A reactive scheduler is responsible for executing reactors, our processing units, based on dependency relations between them built dynamically.
Our language provides dataflow programming, sequential imperative execution, and deterministic use of shared-memory.

Written by francisco

March 9, 2009 at 10:13 pm

About Determinism

with 2 comments

Current approaches for concurrent systems, such as multi-threading and message-passing are inherently non-deterministic, leading to unpredicted execution.

In multi-threaded systems, wherein memory is shared among threads, even if critical sections of code are protected, one is still subject to bugs due to non-determinism.

Suppose one writes the following code:

thread1 {
    ...     // do some processing
    lock {
        a = a + 2
    }
}
thread2 {
    ...     // do some processing
    lock {
        a = a * 2
    }
}

a = 1
start(thread1)
start(thread2)
wait(thread1, thread2)
print(a)

Depending on which thread assigns to `a` first, the value printed might be 6 or 4.
Moreover, each time the program is executed, the other result may be printed, as thread scheduling isn’t deterministic.

By using message-passing concurrency, non-determinism is also an issue.
In the code below, the value 6 or 4 might also be printed.

myChannel = new Channel()
cspA {
    ...     // do some processing
    send(myChannel, 4)
}
cspB {
    ...     // do some processing
    send(myChannel, 6)
}
cspC {
    ...     // do long processing
    a = receive(myChannel)
    a = receive(myChannel)
    print(a)
}

The characteristic that makes such systems non-deterministic is that each command in the language takes an unbounded time to execute.
As each thread or process run in asynchrony with each other, we (or the compiler) can’t predict where each thread will be at anytime, being impossible to detect simultaneous accesses to system resources.


Synchronous Concurrency, in the other hand, is deterministic.
Each command is conceptually instantaneous or takes exactly the time it says so.

For instance, in LuaGravity all commands but AWAIT are instantaneous:

_a = _a + 2           -- instantaneous
SPAWN(reactor)        -- instantaneous
AWAIT(reactor)        -- waits for `reactor` to finish
AWAIT(2)              -- waits 2 seconds

In the code below, we can predict simultaneous access to _a that would lead to non-deterministic behavior, and raise an error.

SPAWN(function()
    _a = _a + 2       -- line 2: simultaneous access to `_a` with line 8
end)
SPAWN(function()
    AWAIT(keyboard.press)
    _a = 10           -- deterministic access to `_a`
end)
_a = _a * 2           -- line 8: simultaneous access to `_a` with line 2
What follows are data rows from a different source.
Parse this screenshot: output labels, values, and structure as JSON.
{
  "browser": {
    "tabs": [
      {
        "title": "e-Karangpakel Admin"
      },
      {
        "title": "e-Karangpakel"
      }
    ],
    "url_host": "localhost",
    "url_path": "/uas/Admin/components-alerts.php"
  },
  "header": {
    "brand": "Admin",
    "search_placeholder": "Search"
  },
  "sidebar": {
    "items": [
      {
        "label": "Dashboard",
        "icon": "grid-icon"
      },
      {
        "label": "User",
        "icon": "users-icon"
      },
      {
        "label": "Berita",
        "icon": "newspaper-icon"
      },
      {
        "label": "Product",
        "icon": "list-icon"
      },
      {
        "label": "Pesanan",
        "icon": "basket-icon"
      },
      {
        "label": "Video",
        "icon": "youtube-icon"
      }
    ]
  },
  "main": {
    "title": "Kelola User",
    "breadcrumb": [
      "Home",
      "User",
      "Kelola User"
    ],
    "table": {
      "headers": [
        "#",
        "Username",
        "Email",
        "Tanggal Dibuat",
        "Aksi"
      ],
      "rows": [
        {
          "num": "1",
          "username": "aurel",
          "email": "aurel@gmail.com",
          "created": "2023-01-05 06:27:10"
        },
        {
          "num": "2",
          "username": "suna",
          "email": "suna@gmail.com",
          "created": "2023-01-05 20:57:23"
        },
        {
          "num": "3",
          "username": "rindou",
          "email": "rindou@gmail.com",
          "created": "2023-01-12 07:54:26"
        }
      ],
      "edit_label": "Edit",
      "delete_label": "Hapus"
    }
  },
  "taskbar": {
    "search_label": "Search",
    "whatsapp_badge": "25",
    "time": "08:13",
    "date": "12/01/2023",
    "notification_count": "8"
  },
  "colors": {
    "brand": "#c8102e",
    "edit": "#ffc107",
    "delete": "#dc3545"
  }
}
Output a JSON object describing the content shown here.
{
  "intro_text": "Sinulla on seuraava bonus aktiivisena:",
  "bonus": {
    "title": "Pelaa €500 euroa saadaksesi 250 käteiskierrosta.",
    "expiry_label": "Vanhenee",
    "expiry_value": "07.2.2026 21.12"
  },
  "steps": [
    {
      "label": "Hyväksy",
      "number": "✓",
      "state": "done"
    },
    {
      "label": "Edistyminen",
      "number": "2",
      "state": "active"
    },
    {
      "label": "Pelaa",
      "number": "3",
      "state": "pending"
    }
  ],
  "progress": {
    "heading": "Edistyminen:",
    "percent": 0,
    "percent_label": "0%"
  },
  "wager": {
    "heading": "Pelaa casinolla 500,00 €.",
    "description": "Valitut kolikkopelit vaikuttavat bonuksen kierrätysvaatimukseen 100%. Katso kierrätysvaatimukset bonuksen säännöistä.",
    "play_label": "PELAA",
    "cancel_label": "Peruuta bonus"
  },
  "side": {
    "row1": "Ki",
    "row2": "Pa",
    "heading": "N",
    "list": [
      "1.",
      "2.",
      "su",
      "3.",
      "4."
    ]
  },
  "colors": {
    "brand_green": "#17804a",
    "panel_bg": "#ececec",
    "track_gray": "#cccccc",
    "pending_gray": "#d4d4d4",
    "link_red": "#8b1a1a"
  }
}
The execution of this program yields an error when the second simultaneous access to _a happens.
The prediction of simultaneous access could be even static (if LuGravity had a compiling phase), raising a compile-time error.

Written by francisco

January 6, 2009 at 5:04 pm